Think Tasty Sign Up

Kitchen Scales for Better Baking

by Elizabeth Skipper | January 22nd, 2014 | Ask the Chef
FacebookTwitterPinterestLinkedIn

sugarscaleI’ve read a decent amount of articles that encourage the use of a kitchen scale when baking.  Is it a necessary purchase, or can I just be sure to measure carefully with my current set of cups?

How much baking have you been doing, how successfully, and how much baking do you anticipate doing in future? If you’re happy with your results up to now, maybe you want to keep on doing what you’re doing. If you’d like to improve both the ease of and the results of your baking, though, read on.

Kitchen scales have been around for centuries; digital scales, which are extremely accurate and easy to use, are much newer. When they first arrived on the scene, they were costly, but now you can get them for $35.00 or less. That’s what I paid for mine a couple of years ago, and when I bought one for my travel kit recently at a discount store, it was only $20.00. So price isn’t a reason not to own one.

Think about how we measure foods here in the U.S. We’re the only country, besides the UK and Australia, which uses cups (and our cups and theirs aren’t even the same.) It makes sense to measure liquids in cups, but dry ingredients are another matter. Although cookbook authors or recipe writers may try to describe accurately how to measure flour, for example, by asking you to “dip and sweep” or “sift three times before measuring”, the truth is that your cup of flour may weigh significantly more or less than what they mean. In experiments, people asked to measure out a cup of flour have produced results varying from three and a half to six ounces! A cup of flour is generally considered to weigh four ounces. That’s a huge difference, one which can make or break a cake, or produce a batter that’s much too thick or too thin.

How do you grate cheese? Using a box grater, a Microplane rasp, or a rotary grater will all give very different results. The rasp produces slender, fluffy shreds, the box grater thick, heavy ones. The rotary grater, depending on the manufacturer, produces a third kind of shredded cheese.
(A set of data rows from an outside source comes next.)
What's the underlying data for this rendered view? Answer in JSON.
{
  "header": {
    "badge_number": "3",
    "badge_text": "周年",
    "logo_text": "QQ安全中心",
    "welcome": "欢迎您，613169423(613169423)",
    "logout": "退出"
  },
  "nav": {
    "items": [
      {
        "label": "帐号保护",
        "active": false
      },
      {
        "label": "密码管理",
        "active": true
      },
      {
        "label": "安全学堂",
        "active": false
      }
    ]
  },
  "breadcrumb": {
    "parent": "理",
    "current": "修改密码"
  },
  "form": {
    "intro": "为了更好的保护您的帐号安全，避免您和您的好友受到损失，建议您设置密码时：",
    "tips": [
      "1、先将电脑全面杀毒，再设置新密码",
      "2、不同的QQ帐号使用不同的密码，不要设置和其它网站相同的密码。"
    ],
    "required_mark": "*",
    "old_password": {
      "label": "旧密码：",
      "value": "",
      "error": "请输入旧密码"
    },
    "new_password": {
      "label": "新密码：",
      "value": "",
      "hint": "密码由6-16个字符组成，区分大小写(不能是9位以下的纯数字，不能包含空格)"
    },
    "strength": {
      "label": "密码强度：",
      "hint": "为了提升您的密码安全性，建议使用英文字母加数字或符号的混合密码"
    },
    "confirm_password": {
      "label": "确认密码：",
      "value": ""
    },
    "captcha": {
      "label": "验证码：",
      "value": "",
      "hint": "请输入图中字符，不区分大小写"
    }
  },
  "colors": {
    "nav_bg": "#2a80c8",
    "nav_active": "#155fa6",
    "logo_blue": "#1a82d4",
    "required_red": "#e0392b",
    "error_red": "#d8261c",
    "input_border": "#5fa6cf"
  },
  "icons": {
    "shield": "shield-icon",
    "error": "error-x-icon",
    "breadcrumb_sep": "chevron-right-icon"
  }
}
If you know what the weight should be, the type of grater doesn’t matter so much. If you’re making cheese bread, for example, adding two ounces to the dough is much different than adding four ounces.

I want to add here that measuring cups and spoons aren’t always precise, either. Tests done by Cooks Illustrated on 11 different brands of measuring cups found that some were off by as much as 6%. If the ones you have are among those brands, that alone will skew your baking results.

Professional bakers wouldn’t dream of working without scales. Baking is much more precise than cooking and scales make precision possible. Digital scales make it easy. And with the ability to return the scale to zero after adding things to it, you save on dishwashing. For example, you can put a mixing bowl on the scale and set the weight back down to zero. Add flour bit by bit until the scale reads 4 ounces (there’s your cup of flour.) Zero it out again and add cocoa powder until the scale says you’ve added the right amount. If sugar goes in now, the process can be repeated, and so on. No measuring cups were dirtied, and the measurements are accurate.

Scales are wonderful for someone who’s not a baker, too. I’ve written about this before, but recipes would be so much more precise and easier to follow if they were given in weights. Half a cup of onions, chopped? Or half a cup of chopped onions? The latter makes more sense than the former, but neither is precise — two ounces of chopped onion is. Instead of eyeing the pasta in the box and trying to measure out enough for four people, put a bowl on the scale, zero it out, and add pasta until you have eight ounces (the average serving is two ounces/person), or 12 ounces if you want heartier servings. Make a note of how many ounces are left, and you won’t even need to measure when you finish up what’s in the box.

This all presumes, though, that the recipes you’re using specify weights. Not all do, more’s the pity. Some years back, when attempts were made to switch the U.S. over to the metric system, recipes were written using all three systems, with quantities called for in cups, in ounces, and in grams. They were annoying and confusing to read – “flour, 1 cup, 4 ounces, 112 grams.” If you weren’t careful, you’d mix and match between systems, with disastrous results.

It’s a Catch 22, now. People who have digital scales and have learned to love them, would like to have more recipes that use weights. But many people haven’t switched, so recipes are still written for the existing way of measuring (in “stupid units”, as my brother-in-law calls them.)  Because we haven’t gone metric, recipes could simply add weights in pounds and ounces to the ingredients list in parentheses, and confusion would be avoided.

Bottom line, I would urge you to invest in an inexpensive digital scale; one which measures up to 11 pounds is adequate for most home cooks and bakers. Keep it out, use it often, and I’m sure you’ll find yourself wondering why you waited so long to get one.

FacebookTwitterPinterestLinkedIn
Comments on Kitchen Scales for Better Baking

ThinkTasty.com

PeKuPublications.com